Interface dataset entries
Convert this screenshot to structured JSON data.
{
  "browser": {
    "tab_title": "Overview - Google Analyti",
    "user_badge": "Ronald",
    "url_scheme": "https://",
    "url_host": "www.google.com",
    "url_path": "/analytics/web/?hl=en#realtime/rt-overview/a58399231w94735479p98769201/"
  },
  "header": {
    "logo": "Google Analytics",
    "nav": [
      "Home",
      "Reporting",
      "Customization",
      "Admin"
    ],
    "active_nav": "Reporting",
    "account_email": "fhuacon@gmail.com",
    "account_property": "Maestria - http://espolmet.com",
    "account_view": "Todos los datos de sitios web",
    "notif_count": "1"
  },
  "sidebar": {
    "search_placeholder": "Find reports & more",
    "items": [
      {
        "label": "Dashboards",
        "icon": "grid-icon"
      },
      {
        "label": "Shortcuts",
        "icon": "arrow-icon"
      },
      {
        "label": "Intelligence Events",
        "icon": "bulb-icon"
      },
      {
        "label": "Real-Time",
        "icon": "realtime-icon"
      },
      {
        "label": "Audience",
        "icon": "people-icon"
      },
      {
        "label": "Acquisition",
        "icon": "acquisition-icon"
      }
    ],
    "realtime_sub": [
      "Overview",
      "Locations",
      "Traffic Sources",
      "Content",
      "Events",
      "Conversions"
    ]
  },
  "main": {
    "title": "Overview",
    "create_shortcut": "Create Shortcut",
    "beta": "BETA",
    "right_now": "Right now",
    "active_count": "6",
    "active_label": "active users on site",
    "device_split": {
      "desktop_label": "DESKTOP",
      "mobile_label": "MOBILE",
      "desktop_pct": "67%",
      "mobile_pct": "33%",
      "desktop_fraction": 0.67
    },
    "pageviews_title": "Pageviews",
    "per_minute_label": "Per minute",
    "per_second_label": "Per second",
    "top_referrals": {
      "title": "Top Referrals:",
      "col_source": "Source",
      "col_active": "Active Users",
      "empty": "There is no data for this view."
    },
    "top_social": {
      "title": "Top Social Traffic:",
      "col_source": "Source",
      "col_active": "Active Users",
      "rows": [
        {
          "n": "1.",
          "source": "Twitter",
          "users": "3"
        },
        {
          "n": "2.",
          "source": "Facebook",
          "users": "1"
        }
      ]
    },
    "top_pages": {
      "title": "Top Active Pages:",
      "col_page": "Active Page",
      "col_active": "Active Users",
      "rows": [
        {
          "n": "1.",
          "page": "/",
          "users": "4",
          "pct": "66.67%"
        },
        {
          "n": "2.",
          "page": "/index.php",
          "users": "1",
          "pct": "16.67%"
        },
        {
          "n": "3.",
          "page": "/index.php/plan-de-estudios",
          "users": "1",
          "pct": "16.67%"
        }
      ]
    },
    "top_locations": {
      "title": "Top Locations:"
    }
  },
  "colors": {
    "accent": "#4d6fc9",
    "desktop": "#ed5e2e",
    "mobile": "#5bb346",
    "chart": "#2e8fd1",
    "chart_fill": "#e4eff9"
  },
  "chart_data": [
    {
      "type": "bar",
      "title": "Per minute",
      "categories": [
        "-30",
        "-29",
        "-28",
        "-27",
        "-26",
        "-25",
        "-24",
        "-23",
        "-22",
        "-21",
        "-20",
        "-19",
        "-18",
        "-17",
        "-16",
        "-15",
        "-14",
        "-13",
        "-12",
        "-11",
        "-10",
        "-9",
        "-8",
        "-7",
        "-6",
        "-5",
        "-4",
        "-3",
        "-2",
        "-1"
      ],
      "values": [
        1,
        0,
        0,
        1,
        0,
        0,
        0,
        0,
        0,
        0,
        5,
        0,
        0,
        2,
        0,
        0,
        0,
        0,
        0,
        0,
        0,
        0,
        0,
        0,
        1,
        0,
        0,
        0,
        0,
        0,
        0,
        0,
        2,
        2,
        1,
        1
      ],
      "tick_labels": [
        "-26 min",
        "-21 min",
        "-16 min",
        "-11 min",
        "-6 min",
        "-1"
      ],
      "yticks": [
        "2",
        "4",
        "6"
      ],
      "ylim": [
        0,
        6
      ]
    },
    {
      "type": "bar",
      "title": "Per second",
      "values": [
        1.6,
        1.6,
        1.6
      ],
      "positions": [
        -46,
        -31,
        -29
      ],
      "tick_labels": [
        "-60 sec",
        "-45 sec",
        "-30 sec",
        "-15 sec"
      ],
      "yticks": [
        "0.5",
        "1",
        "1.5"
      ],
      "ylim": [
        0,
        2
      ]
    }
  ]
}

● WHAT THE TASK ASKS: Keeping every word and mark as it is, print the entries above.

● REPLY:
Convert this screenshot to structured JSON data.
{
  "browser": {
    "tab_title": "Overview - Google Analyti",
    "user_badge": "Ronald",
    "url_scheme": "https://",
    "url_host": "www.google.com",
    "url_path": "/analytics/web/?hl=en#realtime/rt-overview/a58399231w94735479p98769201/"
  },
  "header": {
    "logo": "Google Analytics",
    "nav": [
      "Home",
      "Reporting",
      "Customization",
      "Admin"
    ],
    "active_nav": "Reporting",
    "account_email": "fhuacon@gmail.com",
    "account_property": "Maestria - http://espolmet.com",
    "account_view": "Todos los datos de sitios web",
    "notif_count": "1"
  },
  "sidebar": {
    "search_placeholder": "Find reports & more",
    "items": [
      {
        "label": "Dashboards",
        "icon": "grid-icon"
      },
      {
        "label": "Shortcuts",
        "icon": "arrow-icon"
      },
      {
        "label": "Intelligence Events",
        "icon": "bulb-icon"
      },
      {
        "label": "Real-Time",
        "icon": "realtime-icon"
      },
      {
        "label": "Audience",
        "icon": "people-icon"
      },
      {
        "label": "Acquisition",
        "icon": "acquisition-icon"
      }
    ],
    "realtime_sub": [
      "Overview",
      "Locations",
      "Traffic Sources",
      "Content",
      "Events",
      "Conversions"
    ]
  },
  "main": {
    "title": "Overview",
    "create_shortcut": "Create Shortcut",
    "beta": "BETA",
    "right_now": "Right now",
    "active_count": "6",
    "active_label": "active users on site",
    "device_split": {
      "desktop_label": "DESKTOP",
      "mobile_label": "MOBILE",
      "desktop_pct": "67%",
      "mobile_pct": "33%",
      "desktop_fraction": 0.67
    },
    "pageviews_title": "Pageviews",
    "per_minute_label": "Per minute",
    "per_second_label": "Per second",
    "top_referrals": {
      "title": "Top Referrals:",
      "col_source": "Source",
      "col_active": "Active Users",
      "empty": "There is no data for this view."
    },
    "top_social": {
      "title": "Top Social Traffic:",
      "col_source": "Source",
      "col_active": "Active Users",
      "rows": [
        {
          "n": "1.",
          "source": "Twitter",
          "users": "3"
        },
        {
          "n": "2.",
          "source": "Facebook",
          "users": "1"
        }
      ]
    },
    "top_pages": {
      "title": "Top Active Pages:",
      "col_page": "Active Page",
      "col_active": "Active Users",
      "rows": [
        {
          "n": "1.",
          "page": "/",
          "users": "4",
          "pct": "66.67%"
        },
        {
          "n": "2.",
          "page": "/index.php",
          "users": "1",
          "pct": "16.67%"
        },
        {
          "n": "3.",
          "page": "/index.php/plan-de-estudios",
          "users": "1",
          "pct": "16.67%"
        }
      ]
    },
    "top_locations": {
      "title": "Top Locations:"
    }
  },
  "colors": {
    "accent": "#4d6fc9",
    "desktop": "#ed5e2e",
    "mobile": "#5bb346",
    "chart": "#2e8fd1",
    "chart_fill": "#e4eff9"
  },
  "chart_data": [
    {
      "type": "bar",
      "title": "Per minute",
      "categories": [
        "-30",
        "-29",
        "-28",
        "-27",
        "-26",
        "-25",
        "-24",
        "-23",
        "-22",
        "-21",
        "-20",
        "-19",
        "-18",
        "-17",
        "-16",
        "-15",
        "-14",
        "-13",
        "-12",
        "-11",
        "-10",
        "-9",
        "-8",
        "-7",
        "-6",
        "-5",
        "-4",
        "-3",
        "-2",
        "-1"
      ],
      "values": [
        1,
        0,
        0,
        1,
        0,
        0,
        0,
        0,
        0,
        0,
        5,
        0,
        0,
        2,
        0,
        0,
        0,
        0,
        0,
        0,
        0,
        0,
        0,
        0,
        1,
        0,
        0,
        0,
        0,
        0,
        0,
        0,
        2,
        2,
        1,
        1
      ],
      "tick_labels": [
        "-26 min",
        "-21 min",
        "-16 min",
        "-11 min",
        "-6 min",
        "-1"
      ],
      "yticks": [
        "2",
        "4",
        "6"
      ],
      "ylim": [
        0,
        6
      ]
    },
    {
      "type": "bar",
      "title": "Per second",
      "values": [
        1.6,
        1.6,
        1.6
      ],
      "positions": [
        -46,
        -31,
        -29
      ],
      "tick_labels": [
        "-60 sec",
        "-45 sec",
        "-30 sec",
        "-15 sec"
      ],
      "yticks": [
        "0.5",
        "1",
        "1.5"
      ],
      "ylim": [
        0,
        2
      ]
    }
  ]
}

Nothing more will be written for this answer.